Submitted to: PLoS Genetics
Publication Type: Peer Reviewed Journal
Publication Acceptance Date: 9/5/2009
Publication Date: 9/14/2009
Publication URL: http://hdl.handle.net/10113/38704
Citation: Feiz, L., Martin, J., Beecher, B.S., Giroux, M. 2009. In Planta mutagenesis determines the functional regions of puroindoline proteins. PLoS Genetics 183:853-860. Interpretive Summary: Wheat grain is classified and marketed as either being of hard or soft kernel texture. Soft kernel texture is the result of the action of two wheat proteins, PINA and PINB. Loss of function in either PINA or PINB results in hard kernel texture. In this study, a soft wheat was mutagenized and 43 independent mutants in the PINA or PINB encoding genes were generated. The effect of the various mutations upon kernel texture was measured.

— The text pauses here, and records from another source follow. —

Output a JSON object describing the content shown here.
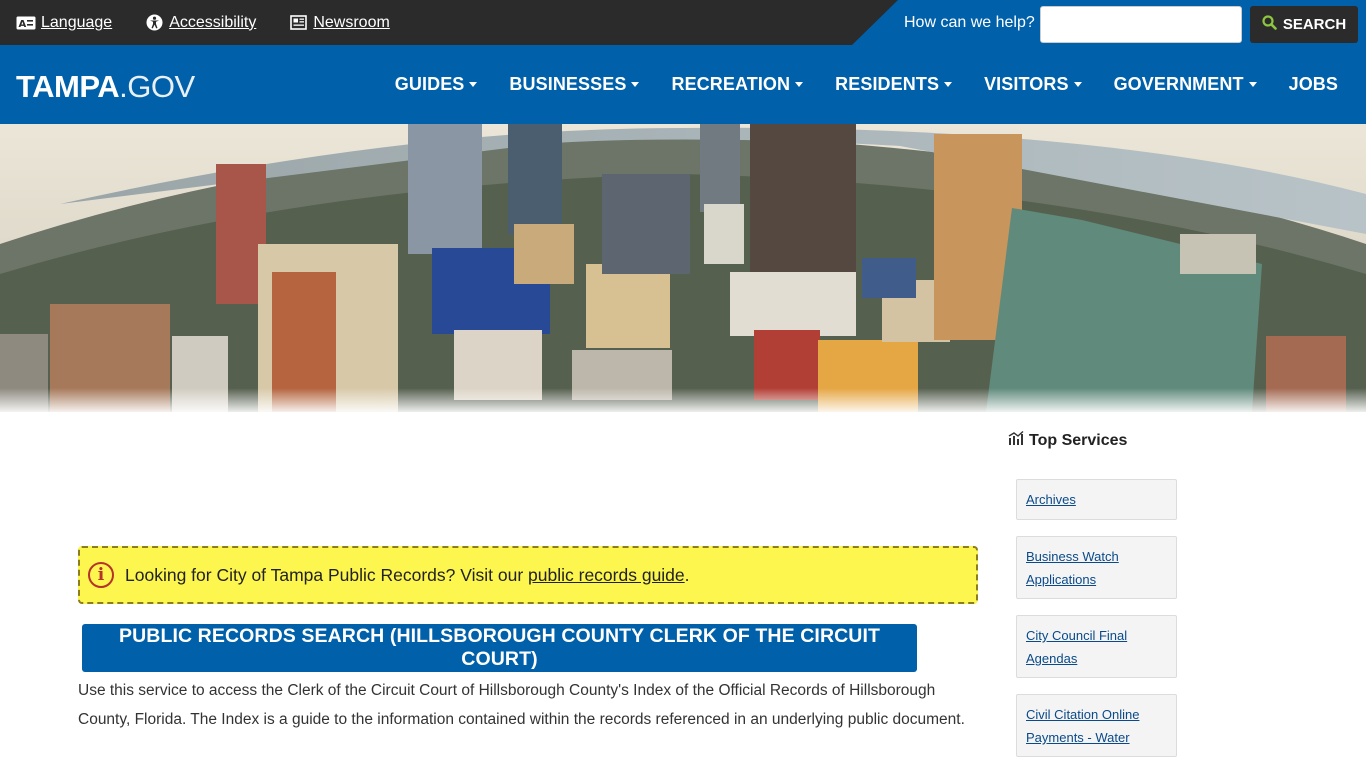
{
  "utility": {
    "links": [
      {
        "label": "Language",
        "icon": "language-icon"
      },
      {
        "label": "Accessibility",
        "icon": "accessibility-icon"
      },
      {
        "label": "Newsroom",
        "icon": "newspaper-icon"
      }
    ],
    "search_label": "How can we help?",
    "search_placeholder": "",
    "search_button": "SEARCH"
  },
  "logo": {
    "bold": "TAMPA",
    "light": ".GOV"
  },
  "nav": {
    "items": [
      {
        "label": "GUIDES",
        "has_menu": true
      },
      {
        "label": "BUSINESSES",
        "has_menu": true
      },
      {
        "label": "RECREATION",
        "has_menu": true
      },
      {
        "label": "RESIDENTS",
        "has_menu": true
      },
      {
        "label": "VISITORS",
        "has_menu": true
      },
      {
        "label": "GOVERNMENT",
        "has_menu": true
      },
      {
        "label": "JOBS",
        "has_menu": false
      }
    ]
  },
  "hero": {
    "image": "tampa-skyline-aerial"
  },
  "notice": {
    "text": "Looking for City of Tampa Public Records? Visit our ",
    "link": "public records guide",
    "end": "."
  },
  "main": {
    "records_button": "PUBLIC RECORDS SEARCH (HILLSBOROUGH COUNTY CLERK OF THE CIRCUIT COURT)",
    "description": "Use this service to access the Clerk of the Circuit Court of Hillsborough County's Index of the Official Records of Hillsborough County, Florida. The Index is a guide to the information contained within the records referenced in an underlying public document."
  },
  "sidebar": {
    "title": "Top Services",
    "items": [
      {
        "label": "Archives"
      },
      {
        "label": "Business Watch Applications"
      },
      {
        "label": "City Council Final Agendas"
      },
      {
        "label": "Civil Citation Online Payments - Water"
      }
    ]
  },
  "colors": {
    "brand_blue": "#0060a9",
    "utility_dark": "#2b2b2b",
    "notice_yellow": "#fdf64f",
    "search_icon_green": "#8dc63f"
  }
}
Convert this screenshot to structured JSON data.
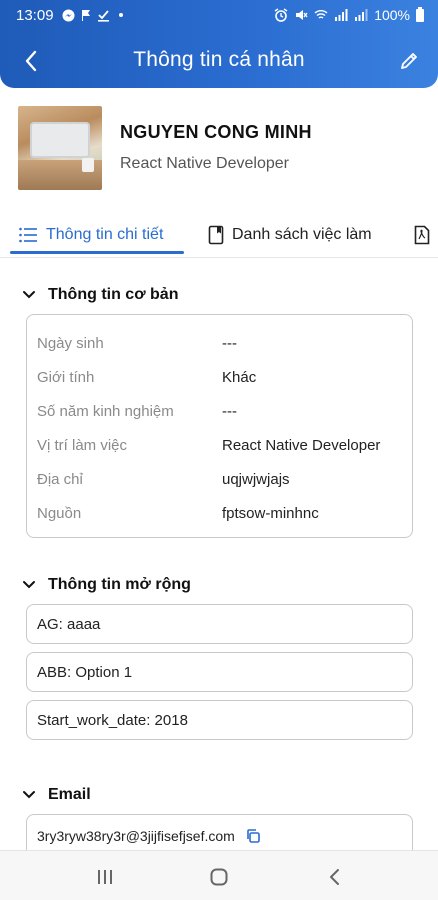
{
  "status_bar": {
    "time": "13:09",
    "battery": "100%"
  },
  "header": {
    "title": "Thông tin cá nhân"
  },
  "profile": {
    "name": "NGUYEN CONG MINH",
    "role": "React Native Developer"
  },
  "tabs": [
    {
      "label": "Thông tin chi tiết",
      "active": true
    },
    {
      "label": "Danh sách việc làm",
      "active": false
    }
  ],
  "basic_info": {
    "title": "Thông tin cơ bản",
    "rows": [
      {
        "label": "Ngày sinh",
        "value": "---"
      },
      {
        "label": "Giới tính",
        "value": "Khác"
      },
      {
        "label": "Số năm kinh nghiệm",
        "value": "---"
      },
      {
        "label": "Vị trí làm việc",
        "value": "React Native Developer"
      },
      {
        "label": "Địa chỉ",
        "value": "uqjwjwjajs"
      },
      {
        "label": "Nguồn",
        "value": "fptsow-minhnc"
      }
    ]
  },
  "extended_info": {
    "title": "Thông tin mở rộng",
    "fields": [
      "AG: aaaa",
      "ABB: Option 1",
      "Start_work_date: 2018"
    ]
  },
  "email": {
    "title": "Email",
    "value": "3ry3ryw38ry3r@3jijfisefjsef.com"
  },
  "colors": {
    "primary": "#2a6cd0",
    "header_gradient_start": "#1f5bb8",
    "header_gradient_end": "#3b82e0"
  },
  "icons": {
    "back": "chevron-left-icon",
    "edit": "pencil-icon",
    "tab_detail": "list-icon",
    "tab_jobs": "bookmark-icon",
    "tab_pdf": "pdf-icon",
    "section_toggle": "chevron-down-icon",
    "copy": "copy-icon",
    "nav_recents": "recents-icon",
    "nav_home": "home-icon",
    "nav_back": "back-icon"
  }
}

As a result, the regions of the PINA and PINB proteins which are important to their function in controlling wheat kernel texture were identified. The most critical region appears to be that immediately surrounding a cluster of Tryptophan amino acid residues. In addition, it was found that the function of the PINB protein is more easily disrupted than that of PINA.

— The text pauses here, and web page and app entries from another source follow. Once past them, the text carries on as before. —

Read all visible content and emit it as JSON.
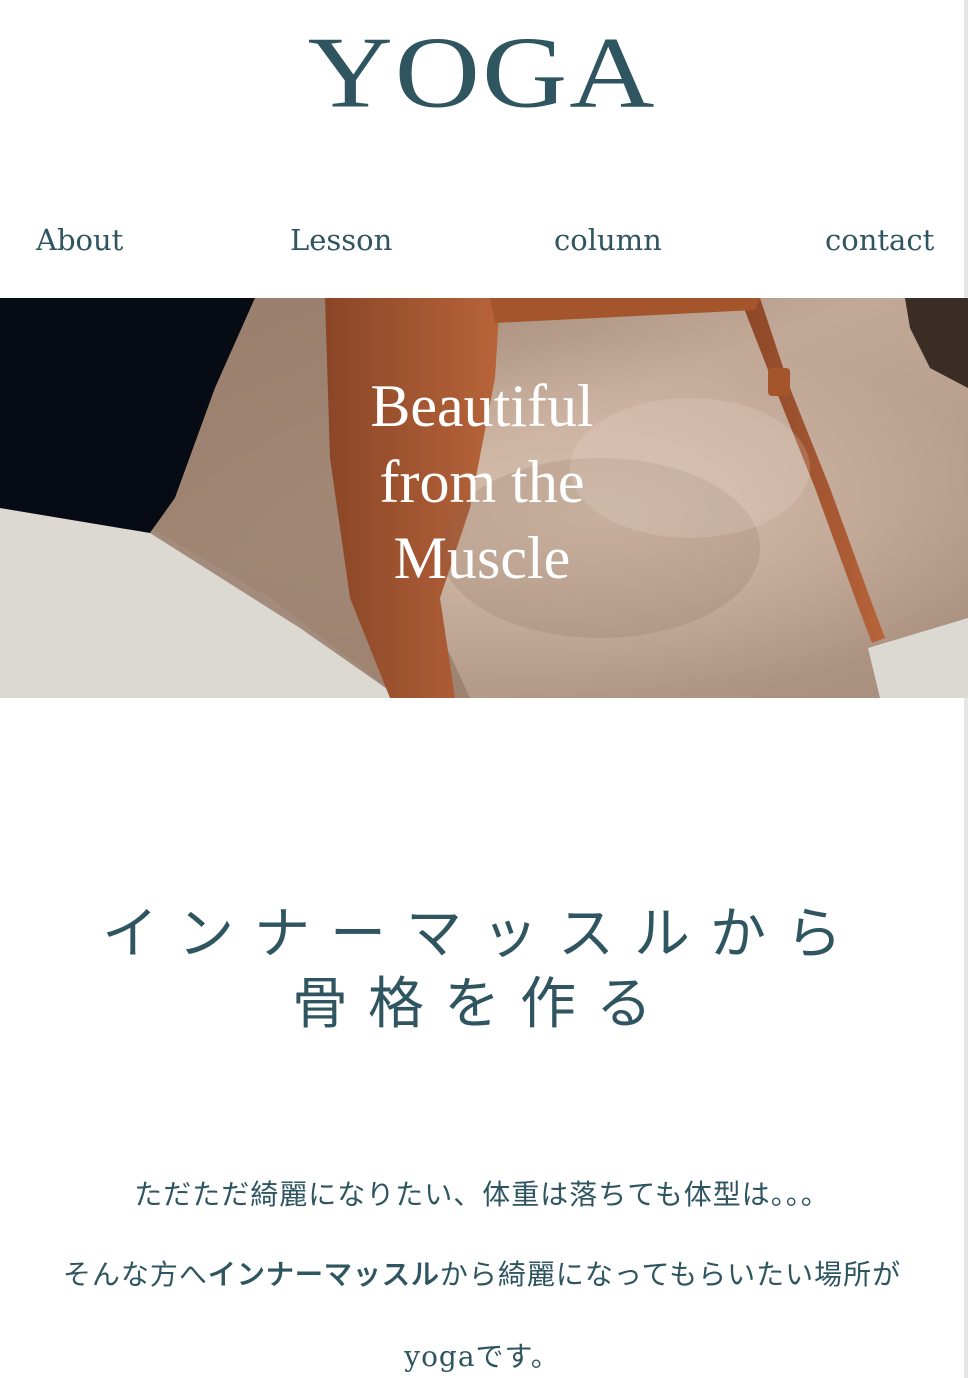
{
  "header": {
    "logo_text": "YOGA"
  },
  "nav": {
    "items": [
      {
        "label": "About"
      },
      {
        "label": "Lesson"
      },
      {
        "label": "column"
      },
      {
        "label": "contact"
      }
    ]
  },
  "hero": {
    "lines": [
      "Beautiful",
      "from the",
      "Muscle"
    ]
  },
  "intro": {
    "heading_lines": [
      "インナーマッスルから",
      "骨格を作る"
    ],
    "paragraph_line1": "ただただ綺麗になりたい、体重は落ちても体型は。。。",
    "paragraph_line2_before": "そんな方へ",
    "paragraph_line2_bold": "インナーマッスル",
    "paragraph_line2_after": "から綺麗になってもらいたい場所が",
    "paragraph_line3": "yogaです。"
  },
  "colors": {
    "brand": "#2f5560",
    "hero_skin": "#b49a86",
    "hero_strap": "#a4552c"
  }
}
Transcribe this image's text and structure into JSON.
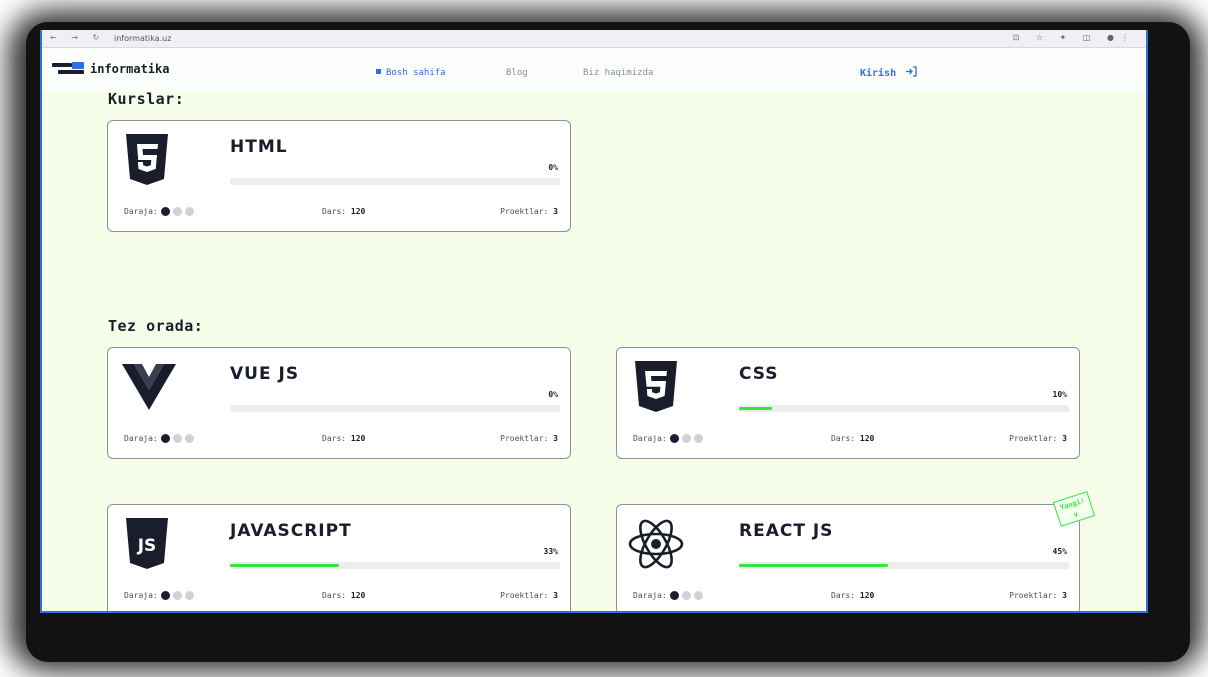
{
  "browser": {
    "url": "informatika.uz"
  },
  "header": {
    "logo_text": "informatika",
    "nav": [
      {
        "label": "Bosh sahifa",
        "active": true
      },
      {
        "label": "Blog",
        "active": false
      },
      {
        "label": "Biz haqimizda",
        "active": false
      }
    ],
    "login_label": "Kirish",
    "login_icon": "login-arrow-icon"
  },
  "sections": {
    "courses_title": "Kurslar:",
    "soon_title": "Tez orada:"
  },
  "labels": {
    "level": "Daraja:",
    "lessons": "Dars:",
    "projects": "Proektlar:"
  },
  "cards": [
    {
      "title": "HTML",
      "icon": "html5-icon",
      "progress_label": "0%",
      "progress": 0,
      "level": 1,
      "lessons": "120",
      "projects": "3"
    },
    {
      "title": "VUE JS",
      "icon": "vue-icon",
      "progress_label": "0%",
      "progress": 0,
      "level": 1,
      "lessons": "120",
      "projects": "3"
    },
    {
      "title": "CSS",
      "icon": "css3-icon",
      "progress_label": "10%",
      "progress": 10,
      "level": 1,
      "lessons": "120",
      "projects": "3"
    },
    {
      "title": "JAVASCRIPT",
      "icon": "js-icon",
      "progress_label": "33%",
      "progress": 33,
      "level": 1,
      "lessons": "120",
      "projects": "3"
    },
    {
      "title": "REACT JS",
      "icon": "react-icon",
      "progress_label": "45%",
      "progress": 45,
      "level": 1,
      "lessons": "120",
      "projects": "3"
    }
  ],
  "badge": {
    "new_label_line1": "Yangi!",
    "new_label_line2": "v"
  },
  "colors": {
    "accent": "#2f6fe0",
    "progress": "#37e63c",
    "background": "#f6fde8",
    "dark": "#1a1d2b"
  }
}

Technical Abstract: PINA and PINB functionally comprise the wheat (Triticum aestivum L.) Ha locus which controls grain texture and many wheat end-use properties. PINs in their functional forms impart soft texture and a mutation in either PIN is found in all hard wheats. Studies of the PINs mode of action is limited by low allelic variation and tight linkage. To create new Pin alleles and identify critical regions, Pin point mutations were created in planta via EMS treatment of a soft wheat. Grain hardness of 43 unique PIN missense alleles was then measured using segregating F2:F3 populations. The impact of missense alleles upon PIN function as measured by grain hardness increases ranged from neutral (72 %) to intermediate (11 %) to function-abolishing (19 %). The percentage of function-abolishing mutations among mutations occurring in both PINA and PINB was higher for PINB indicating that PINB is more critical to overall Ha locus function. This is contrary to expectations in that PINB is not as well conserved among wheat relative species as PINA. Region by region analysis demonstrated that all function abolishing mutations resulted from structure disrupting mutations (cysteine substitutions) or from mutations occurring near the Tryptophan-rich region. This study demonstrates the feasibility of in planta functional analysis of wheat proteins and that the Tryptophan-rich region is the most important region of both PINA and PINB.